The Five-Year-Olds

The day of reckoning for some of my cakes is at hand.  I selected five of my five-year-olds, which share a few common traits:
  1. they were all bought in 2008, with quite low prices;
  2. we bought our house in 2008, and so these cakes have known no other storage except for our house;
  3. they have remained untouched on our shelves since then.
Should you be of the mind to do so, Gentle Reader, you may wish to take a quick peek into my updated notes for the following five.  I will summarise at the end of this page for your convenience.



The 2008 Dayi Dajingdian is the "Great Classic":


2008 Dayi Dajingdian





The 2008 8582-801 is the first batch of the classical 8582 recipe from 2008:


2008 Menghai 8582 801





The 2008 Dayi "Menghai Kongque" is the "peacock of Menghai", one of a set of five:


2008 Menghai Kongque





The 2008 Dayi "Mengsong Kongque" is another cake from the same range:


2008 Menghai - Mengsong Peacock
Colour-balance rage!





The 2008 Xiaguan "Duling Fengsao" is a slightly-above-mainstream special cake from Xiaguan, infamous for its blackness akin to Baoyan:


2008 Xiaguan Duling Fengsao




What all five of these cakes also share is a truly surprising sweetness that has developed over the last five years.  The raw aggression of their youth (and it was extremely aggressive in some cases) has attenuated, as if exchanged for this deep, penetrating sweetness.  To varying degrees, they have acquired the humid "woody" characteristics of cakes that are turning the corner.

Each was remarkably encouraging.  My journal, for more than one of the above, waxes lyrical about the sense of satisfaction that accompanies the realisation that we bought these cakes for very little outlay, and that they have become really very pleasant.  Indeed, many of them remain quite inexpensive.  The feeling of satisfaction that corresponds to buying low-priced, but decent, cakes and seeing them improve is, surely, the name of the game that we play.

The storage here in middle England is definitely not "dry": the cakes taste humid and have soft, woody bodies without the crisp "dryness" of less humid lands.  However, nor are our cakes "humid" in the sense of south China, Singapore, etc.: we have none of the temperature that leads to hot, humid, spicy cakes, and here have something rather different - and, dare I venture, rather pleasant.
 
The conclusion is encouraging.

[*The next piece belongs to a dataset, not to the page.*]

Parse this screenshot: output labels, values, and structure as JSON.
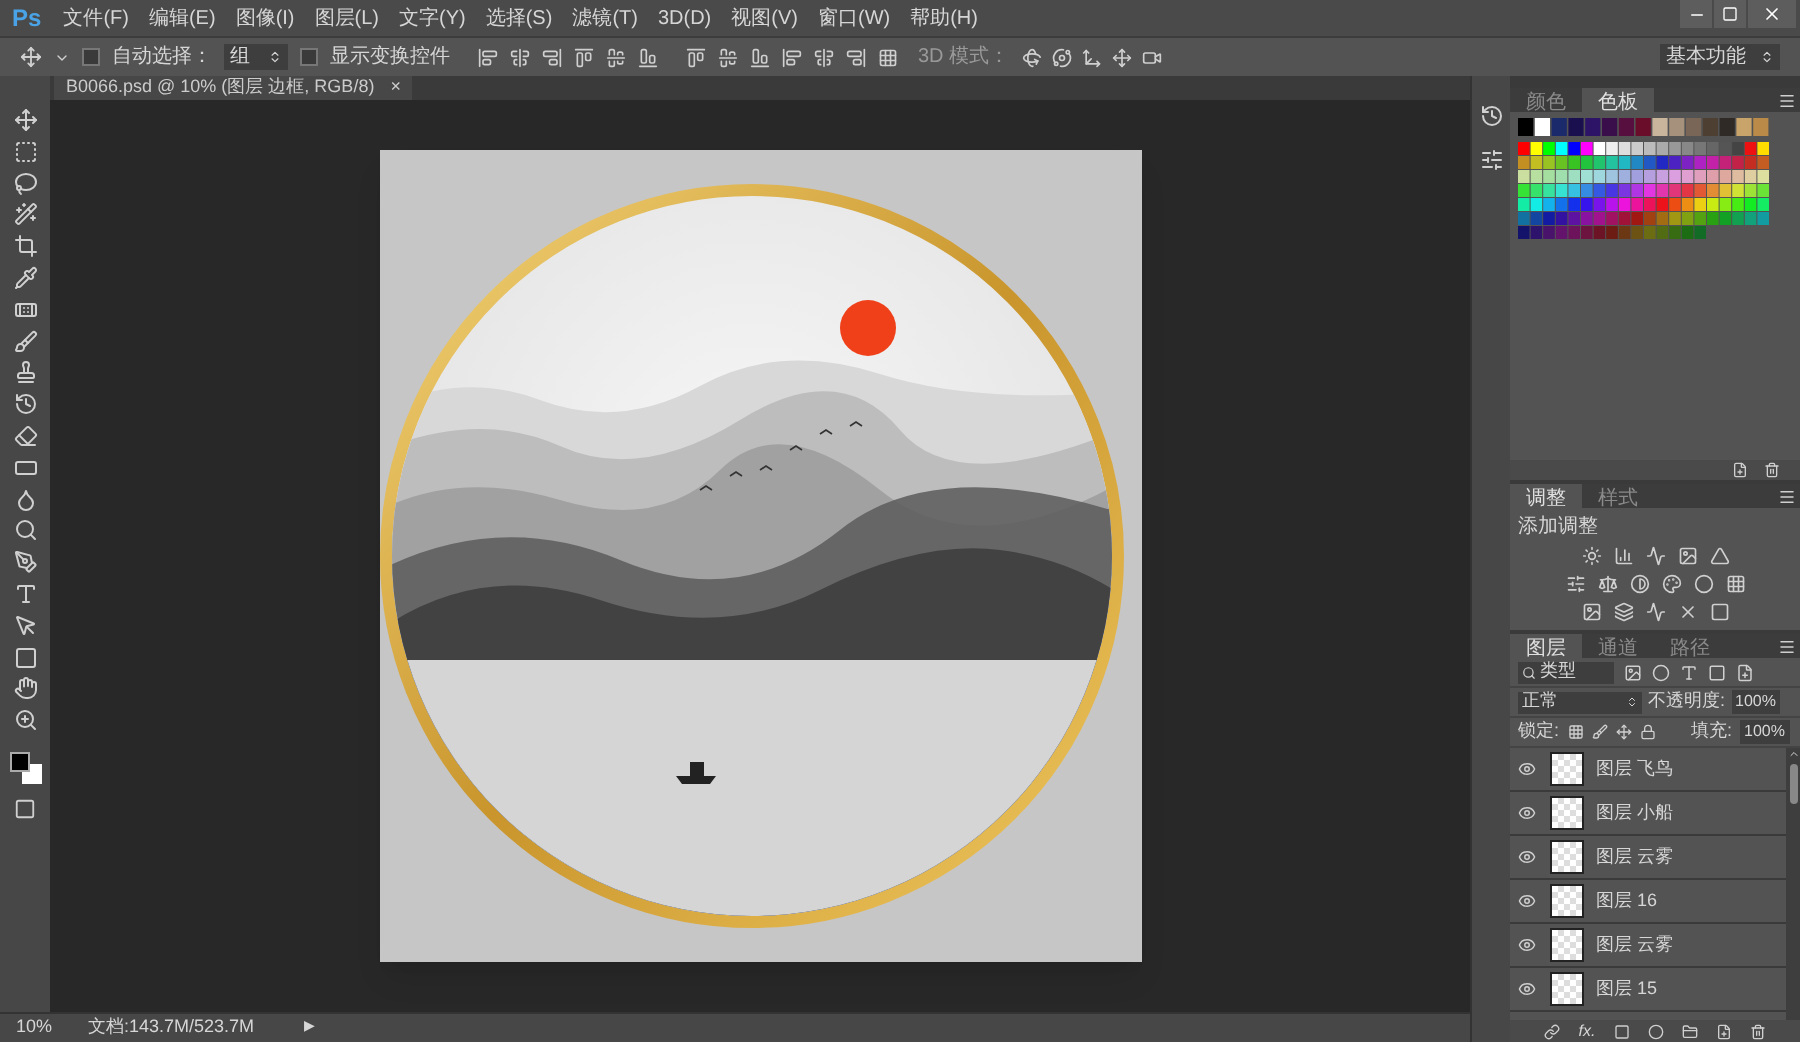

3 comments:

Joseph said...

This post is inspiring me to start collecting young puerh. I've only ever bought one new cake, also a 2008, and it has been very interesting observing its development. I'll never forget the experience of the first time I brewed a baby puerh, filling the pot with leaves, not knowing better, only to become practically nauseous from the first sip!

Hobbes said...

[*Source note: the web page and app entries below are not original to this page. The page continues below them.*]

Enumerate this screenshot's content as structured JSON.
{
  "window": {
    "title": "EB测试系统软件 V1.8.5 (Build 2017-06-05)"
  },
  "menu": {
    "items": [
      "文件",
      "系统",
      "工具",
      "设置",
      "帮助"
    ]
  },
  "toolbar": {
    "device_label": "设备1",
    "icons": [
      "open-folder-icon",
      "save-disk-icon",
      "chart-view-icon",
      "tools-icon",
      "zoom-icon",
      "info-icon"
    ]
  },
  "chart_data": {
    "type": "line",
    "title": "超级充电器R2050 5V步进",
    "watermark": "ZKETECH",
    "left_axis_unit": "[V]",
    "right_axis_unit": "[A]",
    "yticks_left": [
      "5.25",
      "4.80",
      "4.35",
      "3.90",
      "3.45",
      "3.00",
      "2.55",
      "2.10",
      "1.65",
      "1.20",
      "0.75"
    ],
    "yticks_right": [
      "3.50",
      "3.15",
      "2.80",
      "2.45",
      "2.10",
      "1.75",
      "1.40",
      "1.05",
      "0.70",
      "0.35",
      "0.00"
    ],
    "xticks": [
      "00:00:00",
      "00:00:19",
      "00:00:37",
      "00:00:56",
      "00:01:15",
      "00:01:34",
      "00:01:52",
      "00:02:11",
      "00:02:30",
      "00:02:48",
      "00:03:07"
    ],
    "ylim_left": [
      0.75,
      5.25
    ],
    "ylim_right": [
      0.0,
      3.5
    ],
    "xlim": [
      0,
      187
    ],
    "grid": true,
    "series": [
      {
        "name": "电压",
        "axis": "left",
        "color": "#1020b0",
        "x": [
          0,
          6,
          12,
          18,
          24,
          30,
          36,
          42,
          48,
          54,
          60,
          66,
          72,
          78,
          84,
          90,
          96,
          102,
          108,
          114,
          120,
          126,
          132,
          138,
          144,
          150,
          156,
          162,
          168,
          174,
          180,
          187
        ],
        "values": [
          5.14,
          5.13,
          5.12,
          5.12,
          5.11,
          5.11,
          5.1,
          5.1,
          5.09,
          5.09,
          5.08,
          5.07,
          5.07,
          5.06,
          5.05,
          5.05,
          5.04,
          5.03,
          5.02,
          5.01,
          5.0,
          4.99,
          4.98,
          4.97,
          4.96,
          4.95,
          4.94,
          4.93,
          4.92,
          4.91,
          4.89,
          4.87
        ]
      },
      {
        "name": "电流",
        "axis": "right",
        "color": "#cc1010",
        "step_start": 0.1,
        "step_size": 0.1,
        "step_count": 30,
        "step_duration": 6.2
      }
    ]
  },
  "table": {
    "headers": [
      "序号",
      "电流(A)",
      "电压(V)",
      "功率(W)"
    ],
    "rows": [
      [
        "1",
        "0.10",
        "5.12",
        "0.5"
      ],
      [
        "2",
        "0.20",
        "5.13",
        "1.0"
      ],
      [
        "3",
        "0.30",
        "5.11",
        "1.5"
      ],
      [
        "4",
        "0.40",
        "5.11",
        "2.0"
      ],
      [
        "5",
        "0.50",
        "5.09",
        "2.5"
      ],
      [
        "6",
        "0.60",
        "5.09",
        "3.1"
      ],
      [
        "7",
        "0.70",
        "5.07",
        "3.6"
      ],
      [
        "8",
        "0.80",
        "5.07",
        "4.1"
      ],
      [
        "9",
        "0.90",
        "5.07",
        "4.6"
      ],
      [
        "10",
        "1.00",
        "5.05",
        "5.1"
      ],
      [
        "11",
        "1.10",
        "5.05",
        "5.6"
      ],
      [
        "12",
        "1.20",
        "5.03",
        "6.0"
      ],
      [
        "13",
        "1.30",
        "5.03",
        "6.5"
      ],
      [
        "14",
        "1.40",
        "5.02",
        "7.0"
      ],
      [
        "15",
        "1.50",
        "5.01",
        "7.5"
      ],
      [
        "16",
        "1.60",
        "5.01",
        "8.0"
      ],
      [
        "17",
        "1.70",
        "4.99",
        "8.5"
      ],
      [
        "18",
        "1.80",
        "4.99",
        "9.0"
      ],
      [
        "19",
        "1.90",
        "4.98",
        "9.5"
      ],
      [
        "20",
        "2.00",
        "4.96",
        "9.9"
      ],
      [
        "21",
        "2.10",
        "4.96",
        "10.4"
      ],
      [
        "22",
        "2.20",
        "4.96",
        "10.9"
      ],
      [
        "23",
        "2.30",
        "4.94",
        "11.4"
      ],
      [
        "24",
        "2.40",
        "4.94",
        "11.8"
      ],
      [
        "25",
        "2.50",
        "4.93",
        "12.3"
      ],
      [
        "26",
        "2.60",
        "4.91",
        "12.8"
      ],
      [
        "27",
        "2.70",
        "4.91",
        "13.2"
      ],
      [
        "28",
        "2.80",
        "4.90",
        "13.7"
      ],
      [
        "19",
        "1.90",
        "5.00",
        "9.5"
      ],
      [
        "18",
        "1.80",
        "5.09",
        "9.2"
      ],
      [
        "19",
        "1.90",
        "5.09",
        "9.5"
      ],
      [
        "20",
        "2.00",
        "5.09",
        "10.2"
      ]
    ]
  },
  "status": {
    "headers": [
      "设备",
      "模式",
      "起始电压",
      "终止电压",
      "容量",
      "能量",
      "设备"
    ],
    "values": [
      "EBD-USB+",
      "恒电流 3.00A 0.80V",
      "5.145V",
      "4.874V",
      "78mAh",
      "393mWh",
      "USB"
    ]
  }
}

Dear Joseph,

The encouraging part of this article, for me, is that all of the cakes were, and remain, low-priced. They are straightforward and unexalted, but they are good and they are developing well. It is, surely, a low-risk experiment to try this yourself, and I would encourage you to do so! It is a warm feeling to "raise one's own", no matter how basic the tea. You might be pleasantly surprised, as I was. Indeed, you might use it to evaluate your own storage conditions and, if favourable, gamble on some more expensive cakes.

Caveat emptor: I spend at least 50% of my time at the tea-table drinking the kind of young shengpu that you suggest you don't enjoy, so take it under advisement. :)


Toodlepip,

Hobbes

Nick Dilks said...

Hi there, Enjoyed the thread . . . Can I ask, if you use a dehumidifier or any other aids to aging tea? Or do you leave your tea to the natural environment of England? Many thanks!